[Interface dataset entries]
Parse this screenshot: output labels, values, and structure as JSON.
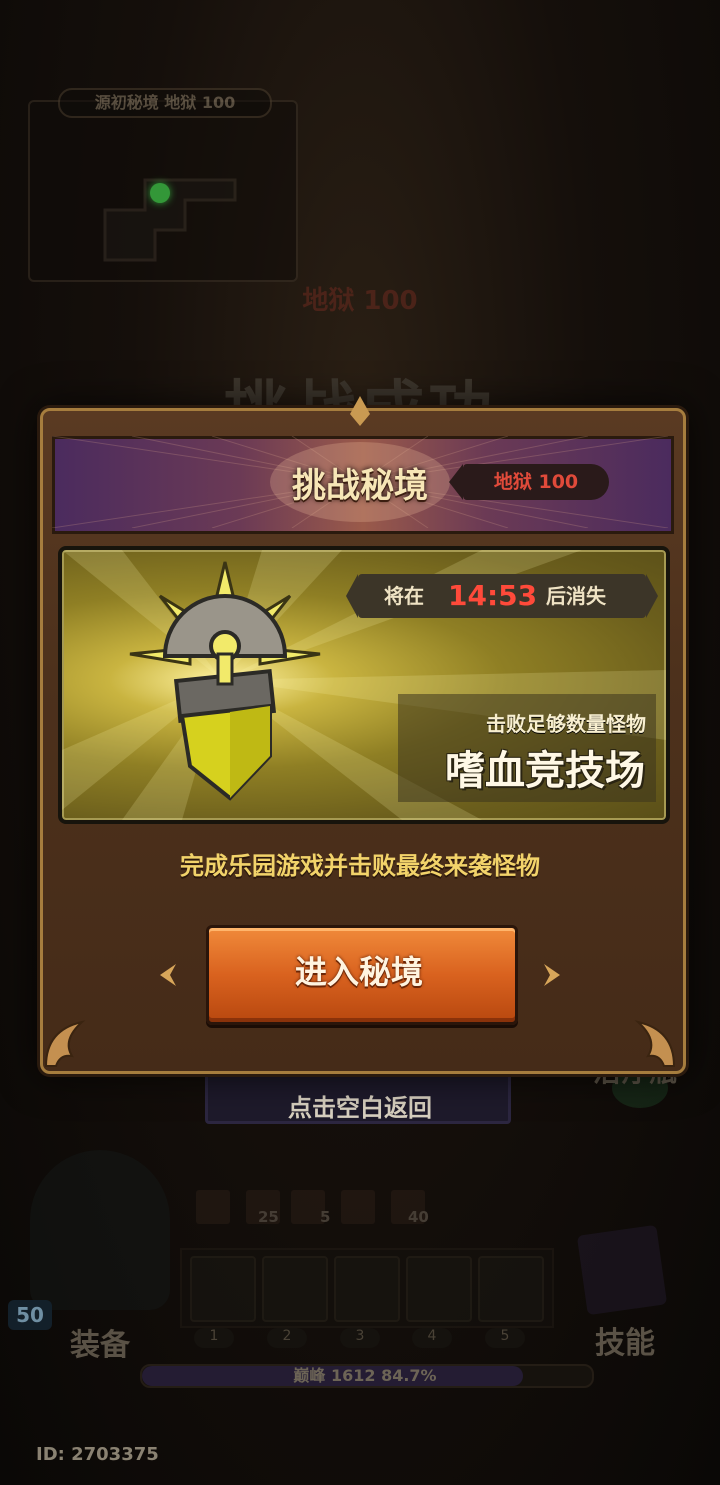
{
  "background": {
    "minimap_title": "源初秘境 地狱 100",
    "level_text": "地狱 100",
    "success_text": "挑战成功",
    "tap_return_text": "点击空白返回",
    "potion_label": "治疗瓶",
    "buffs": [
      {
        "icon": "fire-buff-icon",
        "count": ""
      },
      {
        "icon": "gold-buff-icon",
        "count": "25"
      },
      {
        "icon": "purple-buff-icon",
        "count": "5"
      },
      {
        "icon": "vortex-buff-icon",
        "count": ""
      },
      {
        "icon": "red-buff-icon",
        "count": "40"
      }
    ],
    "slots": [
      "1",
      "2",
      "3",
      "4",
      "5"
    ],
    "equip_label": "装备",
    "skill_label": "技能",
    "level_badge": "50",
    "xp_text": "巅峰 1612 84.7%",
    "xp_progress": 0.847,
    "player_id": "ID: 2703375"
  },
  "modal": {
    "title": "挑战秘境",
    "level_tag": "地狱 100",
    "timer_prefix": "将在",
    "timer_value": "14:53",
    "timer_suffix": "后消失",
    "card_subtitle": "击败足够数量怪物",
    "card_title": "嗜血竞技场",
    "objective": "完成乐园游戏并击败最终来袭怪物",
    "enter_button": "进入秘境",
    "colors": {
      "timer": "#ff4a3a",
      "level_tag": "#e04a3a",
      "objective": "#f2d36a",
      "button": "#d9621f"
    }
  }
}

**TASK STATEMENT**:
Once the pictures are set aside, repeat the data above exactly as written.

**OUTPUT FOR THIS EXERCISE**:
Parse this screenshot: output labels, values, and structure as JSON.
{
  "background": {
    "minimap_title": "源初秘境 地狱 100",
    "level_text": "地狱 100",
    "success_text": "挑战成功",
    "tap_return_text": "点击空白返回",
    "potion_label": "治疗瓶",
    "buffs": [
      {
        "icon": "fire-buff-icon",
        "count": ""
      },
      {
        "icon": "gold-buff-icon",
        "count": "25"
      },
      {
        "icon": "purple-buff-icon",
        "count": "5"
      },
      {
        "icon": "vortex-buff-icon",
        "count": ""
      },
      {
        "icon": "red-buff-icon",
        "count": "40"
      }
    ],
    "slots": [
      "1",
      "2",
      "3",
      "4",
      "5"
    ],
    "equip_label": "装备",
    "skill_label": "技能",
    "level_badge": "50",
    "xp_text": "巅峰 1612 84.7%",
    "xp_progress": 0.847,
    "player_id": "ID: 2703375"
  },
  "modal": {
    "title": "挑战秘境",
    "level_tag": "地狱 100",
    "timer_prefix": "将在",
    "timer_value": "14:53",
    "timer_suffix": "后消失",
    "card_subtitle": "击败足够数量怪物",
    "card_title": "嗜血竞技场",
    "objective": "完成乐园游戏并击败最终来袭怪物",
    "enter_button": "进入秘境",
    "colors": {
      "timer": "#ff4a3a",
      "level_tag": "#e04a3a",
      "objective": "#f2d36a",
      "button": "#d9621f"
    }
  }
}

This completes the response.